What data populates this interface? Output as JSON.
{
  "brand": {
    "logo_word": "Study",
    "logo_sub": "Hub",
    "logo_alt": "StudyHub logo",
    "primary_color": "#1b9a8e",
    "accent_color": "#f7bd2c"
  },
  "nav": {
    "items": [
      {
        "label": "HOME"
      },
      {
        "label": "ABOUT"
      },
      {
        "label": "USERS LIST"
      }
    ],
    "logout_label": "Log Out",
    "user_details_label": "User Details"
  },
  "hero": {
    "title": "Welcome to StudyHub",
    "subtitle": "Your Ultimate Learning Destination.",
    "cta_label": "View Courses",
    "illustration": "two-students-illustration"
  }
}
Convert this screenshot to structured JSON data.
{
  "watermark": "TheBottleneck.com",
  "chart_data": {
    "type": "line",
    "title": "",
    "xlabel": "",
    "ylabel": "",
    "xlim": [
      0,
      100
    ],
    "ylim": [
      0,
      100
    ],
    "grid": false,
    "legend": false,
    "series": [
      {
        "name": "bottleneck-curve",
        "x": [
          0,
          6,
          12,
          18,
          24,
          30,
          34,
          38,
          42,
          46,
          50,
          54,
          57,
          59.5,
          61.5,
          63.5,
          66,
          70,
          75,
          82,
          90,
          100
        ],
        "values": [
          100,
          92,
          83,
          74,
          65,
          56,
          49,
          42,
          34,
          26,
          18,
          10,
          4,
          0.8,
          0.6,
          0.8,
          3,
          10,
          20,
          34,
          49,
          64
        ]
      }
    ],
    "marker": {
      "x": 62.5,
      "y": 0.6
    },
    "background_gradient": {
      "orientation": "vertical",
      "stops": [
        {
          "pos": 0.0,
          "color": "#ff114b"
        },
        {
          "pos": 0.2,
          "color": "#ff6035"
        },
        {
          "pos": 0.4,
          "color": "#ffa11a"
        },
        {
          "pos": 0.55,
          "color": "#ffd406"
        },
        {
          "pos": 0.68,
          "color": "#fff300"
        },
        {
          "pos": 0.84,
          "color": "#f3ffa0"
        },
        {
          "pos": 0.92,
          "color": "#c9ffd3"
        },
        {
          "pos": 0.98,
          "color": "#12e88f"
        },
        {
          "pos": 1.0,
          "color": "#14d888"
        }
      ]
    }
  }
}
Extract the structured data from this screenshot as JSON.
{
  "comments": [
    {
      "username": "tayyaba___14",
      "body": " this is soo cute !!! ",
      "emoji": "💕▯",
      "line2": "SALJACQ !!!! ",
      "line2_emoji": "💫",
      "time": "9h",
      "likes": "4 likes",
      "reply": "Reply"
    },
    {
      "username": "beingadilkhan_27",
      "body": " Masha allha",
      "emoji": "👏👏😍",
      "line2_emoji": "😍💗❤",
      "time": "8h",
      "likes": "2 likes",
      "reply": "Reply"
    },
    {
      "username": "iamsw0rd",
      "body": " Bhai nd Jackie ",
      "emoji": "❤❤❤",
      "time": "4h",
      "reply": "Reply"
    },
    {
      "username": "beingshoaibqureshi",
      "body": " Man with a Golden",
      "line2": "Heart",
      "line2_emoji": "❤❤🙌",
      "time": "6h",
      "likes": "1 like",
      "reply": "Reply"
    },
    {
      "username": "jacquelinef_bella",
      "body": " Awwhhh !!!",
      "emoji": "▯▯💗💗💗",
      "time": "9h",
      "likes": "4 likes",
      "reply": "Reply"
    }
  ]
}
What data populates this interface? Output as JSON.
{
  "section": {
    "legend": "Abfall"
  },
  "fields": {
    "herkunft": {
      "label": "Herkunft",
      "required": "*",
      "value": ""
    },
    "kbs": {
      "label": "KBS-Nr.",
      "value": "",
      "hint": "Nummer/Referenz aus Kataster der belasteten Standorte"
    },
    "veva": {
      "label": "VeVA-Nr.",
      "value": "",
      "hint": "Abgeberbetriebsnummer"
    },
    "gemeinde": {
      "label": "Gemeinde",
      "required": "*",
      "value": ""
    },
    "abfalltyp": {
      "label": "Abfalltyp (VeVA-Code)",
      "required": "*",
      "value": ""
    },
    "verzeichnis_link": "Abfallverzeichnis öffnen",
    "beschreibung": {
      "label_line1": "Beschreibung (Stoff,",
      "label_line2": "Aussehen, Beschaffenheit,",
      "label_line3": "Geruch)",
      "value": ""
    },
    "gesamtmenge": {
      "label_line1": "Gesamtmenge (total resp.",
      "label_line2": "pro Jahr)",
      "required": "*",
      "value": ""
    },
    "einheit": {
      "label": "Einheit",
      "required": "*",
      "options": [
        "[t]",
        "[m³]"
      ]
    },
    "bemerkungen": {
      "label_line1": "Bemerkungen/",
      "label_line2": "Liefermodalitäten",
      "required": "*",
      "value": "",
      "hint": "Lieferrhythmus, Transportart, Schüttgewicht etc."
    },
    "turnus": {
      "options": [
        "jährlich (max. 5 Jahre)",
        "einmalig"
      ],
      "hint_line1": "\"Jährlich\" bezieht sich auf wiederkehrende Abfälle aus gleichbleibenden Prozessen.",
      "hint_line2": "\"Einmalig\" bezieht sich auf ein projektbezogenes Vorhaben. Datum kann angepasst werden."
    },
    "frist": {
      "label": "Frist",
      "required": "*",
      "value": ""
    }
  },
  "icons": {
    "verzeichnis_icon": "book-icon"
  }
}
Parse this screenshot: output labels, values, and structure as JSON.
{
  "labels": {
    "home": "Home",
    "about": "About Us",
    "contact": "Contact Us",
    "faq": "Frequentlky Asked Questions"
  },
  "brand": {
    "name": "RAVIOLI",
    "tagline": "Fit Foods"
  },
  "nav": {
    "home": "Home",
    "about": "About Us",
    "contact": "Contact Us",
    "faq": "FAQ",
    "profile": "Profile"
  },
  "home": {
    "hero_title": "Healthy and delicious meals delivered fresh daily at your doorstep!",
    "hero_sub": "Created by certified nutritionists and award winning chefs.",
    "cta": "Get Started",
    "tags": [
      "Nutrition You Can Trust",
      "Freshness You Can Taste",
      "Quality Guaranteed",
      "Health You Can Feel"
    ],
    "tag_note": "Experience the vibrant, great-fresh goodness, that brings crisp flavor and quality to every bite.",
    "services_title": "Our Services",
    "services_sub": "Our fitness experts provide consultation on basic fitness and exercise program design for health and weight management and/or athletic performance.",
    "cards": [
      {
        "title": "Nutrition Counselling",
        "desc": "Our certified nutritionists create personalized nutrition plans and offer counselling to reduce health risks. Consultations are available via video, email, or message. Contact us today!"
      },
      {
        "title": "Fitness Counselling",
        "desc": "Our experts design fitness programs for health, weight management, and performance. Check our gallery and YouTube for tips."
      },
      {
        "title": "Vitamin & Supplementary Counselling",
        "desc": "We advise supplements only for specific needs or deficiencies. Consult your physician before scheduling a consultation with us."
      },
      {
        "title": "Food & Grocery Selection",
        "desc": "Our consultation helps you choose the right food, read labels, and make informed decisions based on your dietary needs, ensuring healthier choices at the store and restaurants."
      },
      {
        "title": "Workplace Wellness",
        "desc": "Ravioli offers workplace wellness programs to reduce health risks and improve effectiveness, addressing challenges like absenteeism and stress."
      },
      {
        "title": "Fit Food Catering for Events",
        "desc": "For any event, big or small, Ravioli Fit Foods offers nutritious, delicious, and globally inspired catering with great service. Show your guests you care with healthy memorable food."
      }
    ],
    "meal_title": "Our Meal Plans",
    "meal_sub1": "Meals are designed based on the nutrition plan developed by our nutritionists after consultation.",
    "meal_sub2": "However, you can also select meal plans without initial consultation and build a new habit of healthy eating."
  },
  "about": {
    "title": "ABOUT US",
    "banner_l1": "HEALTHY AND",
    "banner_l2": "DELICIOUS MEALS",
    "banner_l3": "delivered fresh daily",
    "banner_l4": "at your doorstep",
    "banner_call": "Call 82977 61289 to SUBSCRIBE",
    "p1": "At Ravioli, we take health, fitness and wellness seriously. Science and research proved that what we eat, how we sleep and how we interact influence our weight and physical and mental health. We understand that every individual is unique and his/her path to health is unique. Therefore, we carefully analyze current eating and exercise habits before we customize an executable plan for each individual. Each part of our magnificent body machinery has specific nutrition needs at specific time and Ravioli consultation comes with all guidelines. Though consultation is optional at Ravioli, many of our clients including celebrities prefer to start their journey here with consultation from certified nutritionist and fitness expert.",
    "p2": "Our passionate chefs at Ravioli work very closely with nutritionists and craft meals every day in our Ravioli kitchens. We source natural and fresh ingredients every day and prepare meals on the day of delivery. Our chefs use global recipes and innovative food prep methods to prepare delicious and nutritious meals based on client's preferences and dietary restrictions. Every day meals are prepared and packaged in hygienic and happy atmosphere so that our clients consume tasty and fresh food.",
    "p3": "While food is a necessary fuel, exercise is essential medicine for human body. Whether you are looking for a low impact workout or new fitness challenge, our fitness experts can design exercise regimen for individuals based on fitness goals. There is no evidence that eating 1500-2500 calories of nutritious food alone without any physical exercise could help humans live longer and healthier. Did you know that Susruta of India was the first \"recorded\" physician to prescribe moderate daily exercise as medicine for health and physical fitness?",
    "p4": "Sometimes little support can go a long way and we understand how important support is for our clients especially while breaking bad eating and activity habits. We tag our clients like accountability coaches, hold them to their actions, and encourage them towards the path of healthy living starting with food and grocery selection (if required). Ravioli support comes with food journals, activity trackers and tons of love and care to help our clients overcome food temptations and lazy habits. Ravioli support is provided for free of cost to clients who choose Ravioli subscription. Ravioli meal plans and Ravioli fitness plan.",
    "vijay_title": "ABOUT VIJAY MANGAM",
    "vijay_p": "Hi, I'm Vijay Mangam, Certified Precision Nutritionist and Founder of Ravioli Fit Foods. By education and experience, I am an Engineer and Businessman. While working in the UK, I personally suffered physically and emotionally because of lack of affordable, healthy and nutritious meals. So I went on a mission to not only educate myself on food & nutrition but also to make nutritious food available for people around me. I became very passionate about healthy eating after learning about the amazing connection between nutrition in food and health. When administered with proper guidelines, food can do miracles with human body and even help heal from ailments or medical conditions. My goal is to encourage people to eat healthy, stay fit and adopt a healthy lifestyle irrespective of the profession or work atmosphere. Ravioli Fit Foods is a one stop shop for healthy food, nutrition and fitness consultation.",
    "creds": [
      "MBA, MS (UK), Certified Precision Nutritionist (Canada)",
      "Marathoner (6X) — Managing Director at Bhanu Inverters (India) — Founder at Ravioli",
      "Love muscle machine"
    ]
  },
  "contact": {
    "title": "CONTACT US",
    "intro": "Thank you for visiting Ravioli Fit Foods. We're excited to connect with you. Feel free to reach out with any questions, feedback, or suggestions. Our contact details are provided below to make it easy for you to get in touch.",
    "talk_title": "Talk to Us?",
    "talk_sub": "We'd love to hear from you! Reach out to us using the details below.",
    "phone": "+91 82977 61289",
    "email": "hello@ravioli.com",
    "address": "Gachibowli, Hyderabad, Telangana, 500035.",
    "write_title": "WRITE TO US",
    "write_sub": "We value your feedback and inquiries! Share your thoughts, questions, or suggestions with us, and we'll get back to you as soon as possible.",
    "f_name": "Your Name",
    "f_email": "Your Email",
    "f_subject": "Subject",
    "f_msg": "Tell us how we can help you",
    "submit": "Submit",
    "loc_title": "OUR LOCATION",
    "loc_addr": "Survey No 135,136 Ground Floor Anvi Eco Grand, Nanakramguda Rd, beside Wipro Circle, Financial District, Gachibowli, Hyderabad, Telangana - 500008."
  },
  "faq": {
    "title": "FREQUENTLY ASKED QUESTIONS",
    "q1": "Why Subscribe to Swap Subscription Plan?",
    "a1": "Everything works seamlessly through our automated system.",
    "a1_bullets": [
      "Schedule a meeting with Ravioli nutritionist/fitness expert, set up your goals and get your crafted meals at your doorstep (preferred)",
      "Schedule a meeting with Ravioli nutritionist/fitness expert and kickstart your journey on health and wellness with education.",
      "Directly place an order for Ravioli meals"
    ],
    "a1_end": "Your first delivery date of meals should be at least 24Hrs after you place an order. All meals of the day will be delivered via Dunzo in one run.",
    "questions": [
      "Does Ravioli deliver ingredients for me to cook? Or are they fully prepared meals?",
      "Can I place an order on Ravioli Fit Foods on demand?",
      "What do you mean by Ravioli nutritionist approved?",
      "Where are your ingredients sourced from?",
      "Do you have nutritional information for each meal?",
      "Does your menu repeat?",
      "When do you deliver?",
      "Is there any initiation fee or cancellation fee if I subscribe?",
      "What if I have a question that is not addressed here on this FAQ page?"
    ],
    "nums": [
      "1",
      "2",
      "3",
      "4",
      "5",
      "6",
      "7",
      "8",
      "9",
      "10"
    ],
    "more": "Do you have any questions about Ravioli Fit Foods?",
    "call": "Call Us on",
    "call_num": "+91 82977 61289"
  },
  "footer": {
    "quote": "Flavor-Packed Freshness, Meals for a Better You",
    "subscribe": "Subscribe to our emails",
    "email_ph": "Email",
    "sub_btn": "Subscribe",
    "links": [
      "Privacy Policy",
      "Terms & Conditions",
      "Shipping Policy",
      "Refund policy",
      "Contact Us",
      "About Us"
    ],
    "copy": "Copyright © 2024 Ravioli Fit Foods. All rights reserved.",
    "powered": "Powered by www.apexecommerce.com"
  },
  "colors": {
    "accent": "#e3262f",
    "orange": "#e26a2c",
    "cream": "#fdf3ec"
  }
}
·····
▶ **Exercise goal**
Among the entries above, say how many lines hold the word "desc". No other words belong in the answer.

▶ **Output of the task**
6